What you are asked to do: Where does the string "Management" appear in the records? Copy every line that contains it.
========================================
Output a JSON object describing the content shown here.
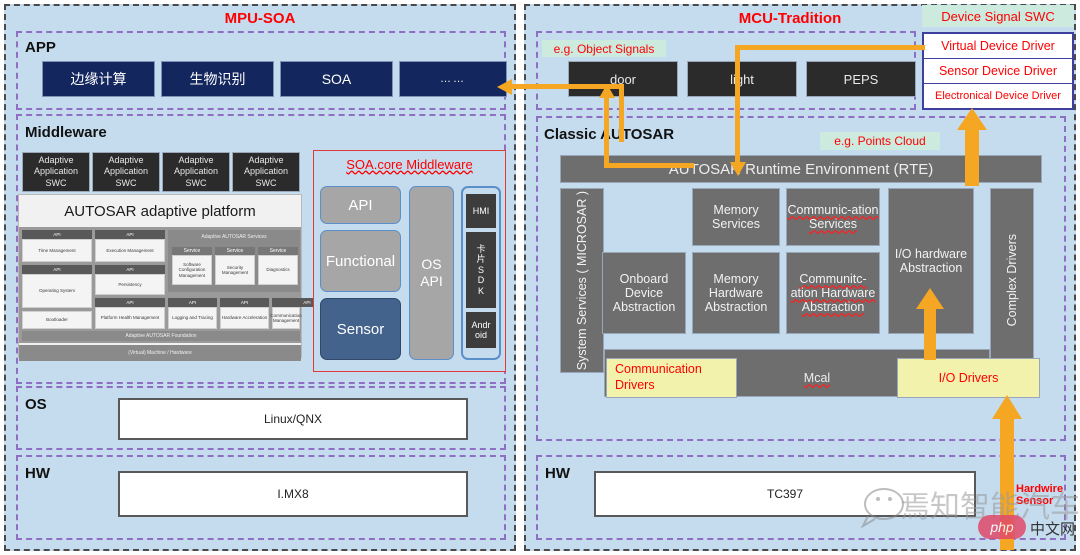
{
  "left_panel": {
    "title": "MPU-SOA",
    "app": {
      "label": "APP",
      "boxes": [
        "边缘计算",
        "生物识别",
        "SOA",
        "……"
      ]
    },
    "middleware": {
      "label": "Middleware",
      "swc_boxes": [
        "Adaptive Application SWC",
        "Adaptive Application SWC",
        "Adaptive Application SWC",
        "Adaptive Application SWC"
      ],
      "platform_title": "AUTOSAR adaptive platform",
      "services_band": "Adaptive AUTOSAR Services",
      "foundation_band": "Adaptive AUTOSAR Foundation",
      "machine_band": "(Virtual) Machine / Hardware",
      "api_label": "API",
      "service_label": "Service",
      "left_cells": [
        "Time Management",
        "Execution Management",
        "Operating System",
        "Persistency",
        "Bootloader",
        "Platform Health Management"
      ],
      "service_cells": [
        "Software Configuration Management",
        "Security Management",
        "Diagnostics"
      ],
      "bottom_cells": [
        "Logging and Tracing",
        "Hardware Acceleration",
        "Communication Management"
      ],
      "soa": {
        "title": "SOA.core Middleware",
        "stack": [
          "API",
          "Functional",
          "Sensor"
        ],
        "os_api": "OS API",
        "chips": [
          "HMI",
          "卡片SDK",
          "Android"
        ]
      }
    },
    "os": {
      "label": "OS",
      "value": "Linux/QNX"
    },
    "hw": {
      "label": "HW",
      "value": "I.MX8"
    }
  },
  "right_panel": {
    "title": "MCU-Tradition",
    "object_signals": {
      "label": "e.g. Object Signals",
      "boxes": [
        "door",
        "light",
        "PEPS"
      ]
    },
    "device_signal": {
      "title": "Device Signal SWC",
      "rows": [
        "Virtual Device Driver",
        "Sensor Device Driver",
        "Electronical Device Driver"
      ]
    },
    "classic": {
      "label": "Classic AUTOSAR",
      "points_cloud": "e.g. Points Cloud",
      "rte": "AUTOSAR Runtime Environment  (RTE)",
      "system_services": "System Services ( MICROSAR )",
      "complex_drivers": "Complex Drivers",
      "row_top": [
        "Memory Services",
        "Communic-ation Services"
      ],
      "row_mid": [
        "Onboard Device Abstraction",
        "Memory Hardware Abstraction",
        "Communitc-ation Hardware Abstraction"
      ],
      "io_hw_abstraction": "I/O hardware Abstraction",
      "drivers": [
        "Communication Drivers",
        "Mcal",
        "I/O Drivers"
      ]
    },
    "hw": {
      "label": "HW",
      "value": "TC397"
    },
    "hardwire_sensor": "Hardwire Sensor"
  },
  "watermark": {
    "text": "焉知智能汽车",
    "badge": "php",
    "suffix": "中文网"
  },
  "colors": {
    "accent_red": "#ff0000",
    "panel_bg": "#c5dcef",
    "navy": "#14265e",
    "arrow": "#f5a623",
    "gray_box": "#6e6e6e",
    "yellow_box": "#f2f2ad"
  }
}
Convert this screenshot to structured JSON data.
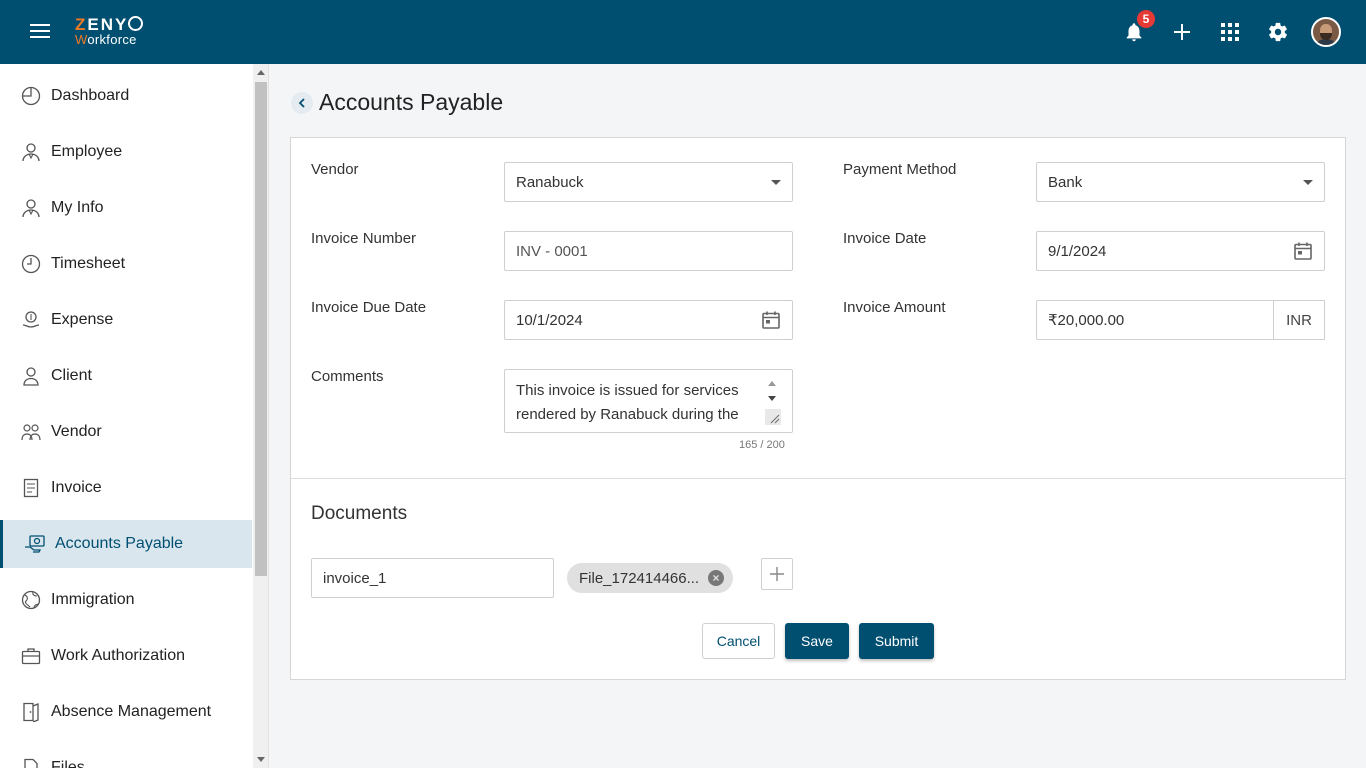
{
  "app": {
    "logo_line1_a": "Z",
    "logo_line1_b": "ENY",
    "logo_line2_a": "W",
    "logo_line2_b": "orkforce"
  },
  "header": {
    "notification_count": "5",
    "icons": [
      "menu-icon",
      "bell-icon",
      "plus-icon",
      "apps-grid-icon",
      "gear-icon",
      "avatar"
    ]
  },
  "sidebar": {
    "items": [
      {
        "label": "Dashboard",
        "icon": "dashboard-icon"
      },
      {
        "label": "Employee",
        "icon": "employee-icon"
      },
      {
        "label": "My Info",
        "icon": "my-info-icon"
      },
      {
        "label": "Timesheet",
        "icon": "clock-icon"
      },
      {
        "label": "Expense",
        "icon": "expense-icon"
      },
      {
        "label": "Client",
        "icon": "client-icon"
      },
      {
        "label": "Vendor",
        "icon": "vendor-icon"
      },
      {
        "label": "Invoice",
        "icon": "invoice-icon"
      },
      {
        "label": "Accounts Payable",
        "icon": "accounts-payable-icon",
        "active": true
      },
      {
        "label": "Immigration",
        "icon": "globe-icon"
      },
      {
        "label": "Work Authorization",
        "icon": "briefcase-icon"
      },
      {
        "label": "Absence Management",
        "icon": "door-exit-icon"
      },
      {
        "label": "Files",
        "icon": "files-icon"
      }
    ]
  },
  "page": {
    "title": "Accounts Payable"
  },
  "form": {
    "vendor_label": "Vendor",
    "vendor_value": "Ranabuck",
    "payment_method_label": "Payment Method",
    "payment_method_value": "Bank",
    "invoice_number_label": "Invoice Number",
    "invoice_number_value": "INV - 0001",
    "invoice_date_label": "Invoice Date",
    "invoice_date_value": "9/1/2024",
    "invoice_due_date_label": "Invoice Due Date",
    "invoice_due_date_value": "10/1/2024",
    "invoice_amount_label": "Invoice Amount",
    "invoice_amount_value": "₹20,000.00",
    "currency": "INR",
    "comments_label": "Comments",
    "comments_value": "This invoice is issued for services rendered by Ranabuck during the",
    "comments_counter": "165 / 200"
  },
  "documents": {
    "title": "Documents",
    "name_value": "invoice_1",
    "file_chip": "File_172414466..."
  },
  "actions": {
    "cancel": "Cancel",
    "save": "Save",
    "submit": "Submit"
  },
  "colors": {
    "brand": "#004f71",
    "accent": "#f07a26",
    "badge": "#e53935",
    "active_bg": "#d9e6ee"
  }
}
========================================
Exercise output:
        "Time Management",
        "Execution Management",
        "Platform Health Management"
        "Software Configuration Management",
        "Security Management",
        "Communication Management"
        "label": "Absence Management",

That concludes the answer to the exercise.